There has been a flourish of fiduciary rule-related activity over the last couple of weeks. While the SEC and DOL have been very quiet about their progress on a new rule, Massachusetts and other states have been busy prosecuting and formulating their own rules. Now, a new rule has emerged: Maryland is meeting today to decide whether to make a new rule that would compel all brokers (not just advisors) to adhere to a fiduciary standard. A Senator from Maryland says “In Maryland, we’re trying to do our part to protect our citizens from financial abuses”.
FINSUM: The DOL and SEC need to hurry up and get a new rule out, or at least do some handholding with the states to get them to delay their own rules. The leadership vacuum is causing a flourishing of state-based rules which will fragment the wealth management industry. That situation is helpful to no one.

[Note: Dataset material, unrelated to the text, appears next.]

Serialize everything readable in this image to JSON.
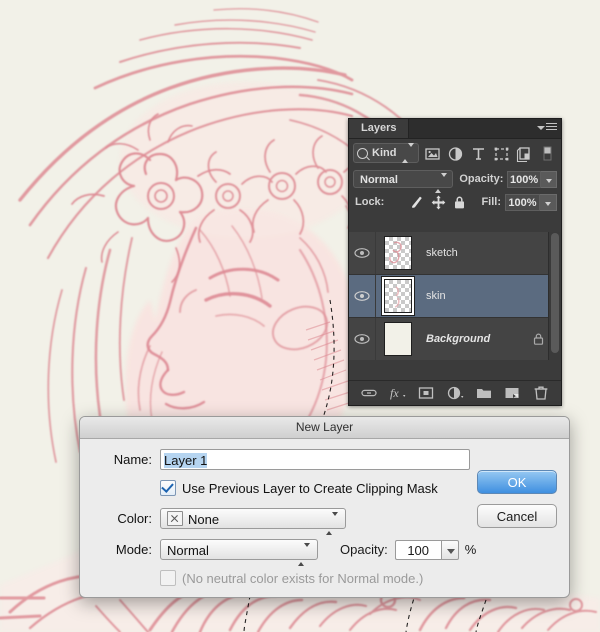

The fiduciary rule is starting to throw its weight around despite the fact that it is only half-implemented and very much on the regulatory rocks. Massachusetts is currently going after Scottrade under the rule, and now Barron’s says there will be another victim—annuity sales. The asset class saw its total sales fall 8% in 2017 to $203.5 bn, and those figures are expected to fall further this year unless the fiduciary rule is reversed. “The impact to IRA annuity sales was much more pronounced than nonqualified annuity sales”, says an industry expert.

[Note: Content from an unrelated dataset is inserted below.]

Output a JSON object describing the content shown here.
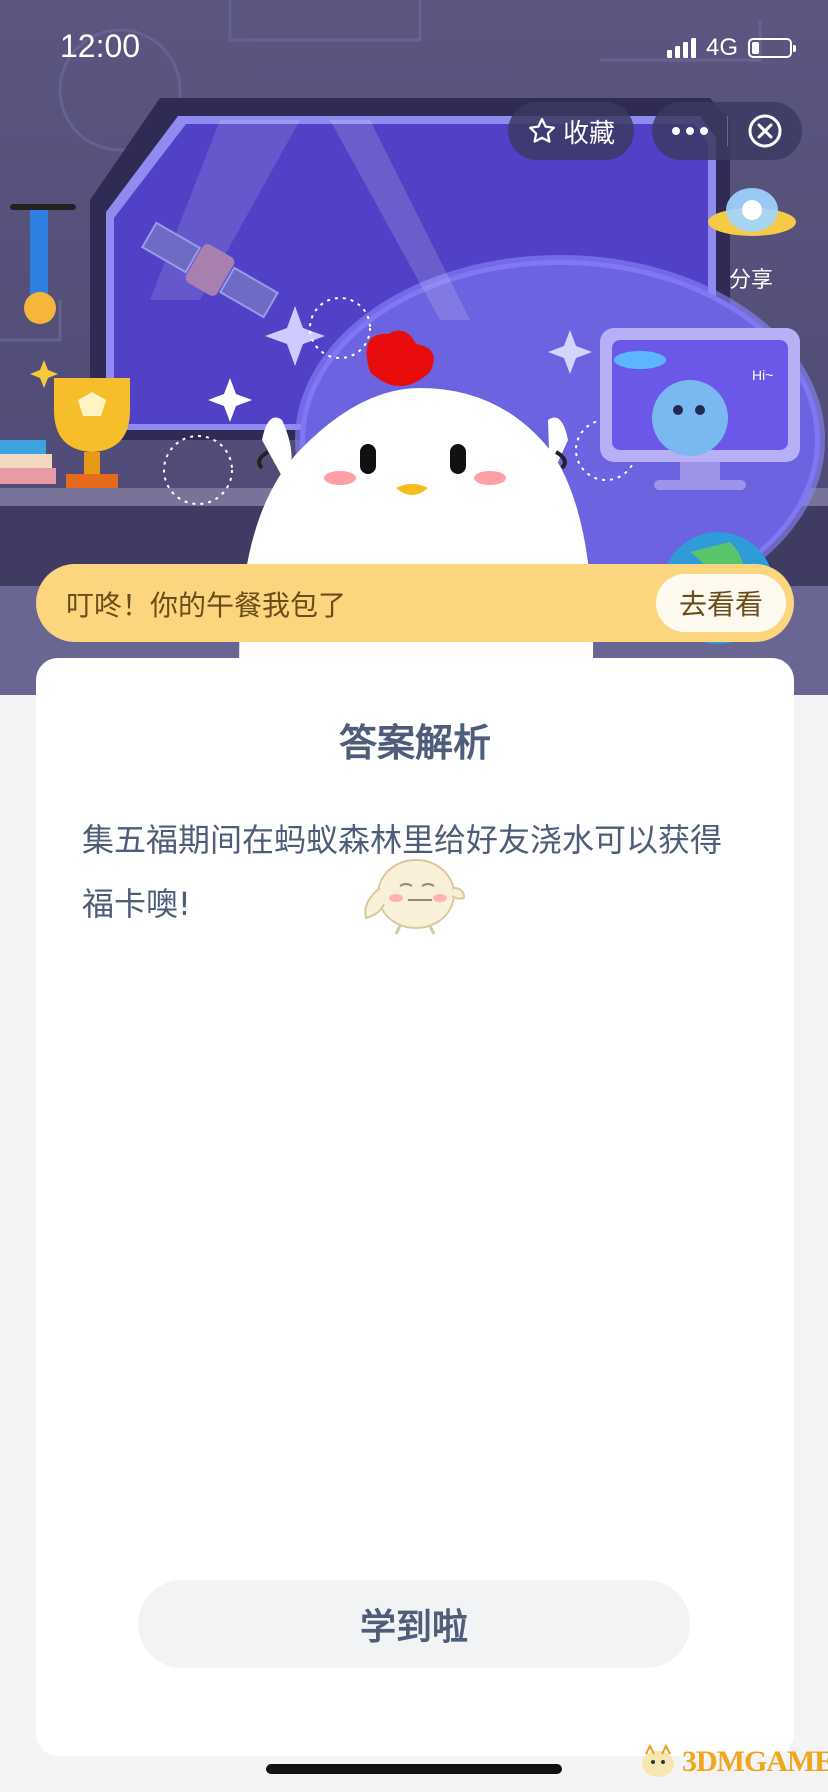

FINSUM: This is a huge market that is being eroded by the rule. Hopefully the SEC and DOL come in with a new rule this summer.
None other than Eugene Scalia, son of former Supreme Court justice Anton Scalia, has now written a formal letter asking that the courts expedite their ruling on the fiduciary rule. Scalia says that Massachusetts’ new attack on Scottrade is a sign that the rule needs to be settled once and for all, as having it half-implemented means heightened legal risk. The wealth management industry has been waiting several months for a final decision on a fiduciary rule case in the Fifth Circuit Court of Appeals in New Orleans. Scalia called for urgency, saying “The action also shows that the fiduciary rule is exacerbating the risk of litigation, even absent 'best-interest contracts”.

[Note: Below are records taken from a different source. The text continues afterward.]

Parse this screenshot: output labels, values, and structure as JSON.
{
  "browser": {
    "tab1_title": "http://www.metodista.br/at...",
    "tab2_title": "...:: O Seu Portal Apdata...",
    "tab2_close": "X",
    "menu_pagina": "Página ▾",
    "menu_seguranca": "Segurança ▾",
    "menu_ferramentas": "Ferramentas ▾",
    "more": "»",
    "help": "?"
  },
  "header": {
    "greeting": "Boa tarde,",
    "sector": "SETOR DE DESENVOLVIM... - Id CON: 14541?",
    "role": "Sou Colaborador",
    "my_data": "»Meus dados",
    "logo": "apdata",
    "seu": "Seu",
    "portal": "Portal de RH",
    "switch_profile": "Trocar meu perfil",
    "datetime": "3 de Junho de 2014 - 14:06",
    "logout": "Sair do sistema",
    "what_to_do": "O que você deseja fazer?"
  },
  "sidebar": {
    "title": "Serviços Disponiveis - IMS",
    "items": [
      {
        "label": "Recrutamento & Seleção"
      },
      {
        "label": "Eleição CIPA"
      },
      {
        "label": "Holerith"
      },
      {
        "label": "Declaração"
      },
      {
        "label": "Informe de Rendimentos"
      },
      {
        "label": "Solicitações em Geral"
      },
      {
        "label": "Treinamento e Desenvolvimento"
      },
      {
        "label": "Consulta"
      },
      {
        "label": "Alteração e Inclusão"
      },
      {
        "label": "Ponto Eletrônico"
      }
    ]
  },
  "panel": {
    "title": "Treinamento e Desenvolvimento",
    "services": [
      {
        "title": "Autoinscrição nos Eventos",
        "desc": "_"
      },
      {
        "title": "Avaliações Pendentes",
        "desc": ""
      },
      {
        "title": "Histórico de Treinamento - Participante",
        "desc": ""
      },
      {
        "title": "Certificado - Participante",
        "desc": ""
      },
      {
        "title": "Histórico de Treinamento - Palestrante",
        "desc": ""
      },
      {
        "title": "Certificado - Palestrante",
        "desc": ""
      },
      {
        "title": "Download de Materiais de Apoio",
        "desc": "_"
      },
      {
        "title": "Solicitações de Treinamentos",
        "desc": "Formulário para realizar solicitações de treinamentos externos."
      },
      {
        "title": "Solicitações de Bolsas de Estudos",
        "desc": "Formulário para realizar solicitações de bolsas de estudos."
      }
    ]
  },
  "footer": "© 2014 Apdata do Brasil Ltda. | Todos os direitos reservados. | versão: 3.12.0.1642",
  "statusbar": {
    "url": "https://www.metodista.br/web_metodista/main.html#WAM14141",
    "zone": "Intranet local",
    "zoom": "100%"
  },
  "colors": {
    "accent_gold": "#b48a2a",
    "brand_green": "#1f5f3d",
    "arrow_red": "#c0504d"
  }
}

FINSUM: There is absolutely no point to having a half-implemented rule. The government (courts included) either needs to fully implement a rule, or get rid of the concept entirely, because the half-in nature of today’s arrangement if not beneficial for anyone.
The SEC says that a lack of fee disclosures related to conflicts of interest may be rife across the wealth management industry. Now the SEC is giving a free pass to those that have failed to disclose. So long as investors come clean and give money back to investors, they won’t be punished. The biggest abuses seem to be in the lack of disclosure of mutual fund fees, which goes against the rules laid out in the Investment Advisers Act of 1940. Those who come forward will not face civil monetary penalties, but that special treatment will only be for those who come forward voluntarily.
FINSUM: Hard to say how big of a problem this is. But it does sound like this might be a good way to clean up the issue quickly.
Yes, yes, we know—yesterday we said the new SEC fiduciary rule would be launched in the fall, now we are saying the spring. Yes, it is confusing, but so is the whole DOL-SEC joint fiduciary rule process. A new article in WealthManagement cites two well-respected experts on the issue as saying that they expect the rule to debut within 3-5 months, which could mean either in May or July, much earlier than the autumn date we reported yesterday. However, aside from timing, there are two huge questions lingering over any new rule. Firstly, how comprehensive will the rule be; and two, will states—which are fed up with the federal government wasting time—accept the new rule, or press ahead with their own.
FINSUM: There is still a very good chance that the new rule will get smashed by political fighting and states will forge ahead in creating a national patchwork of rules.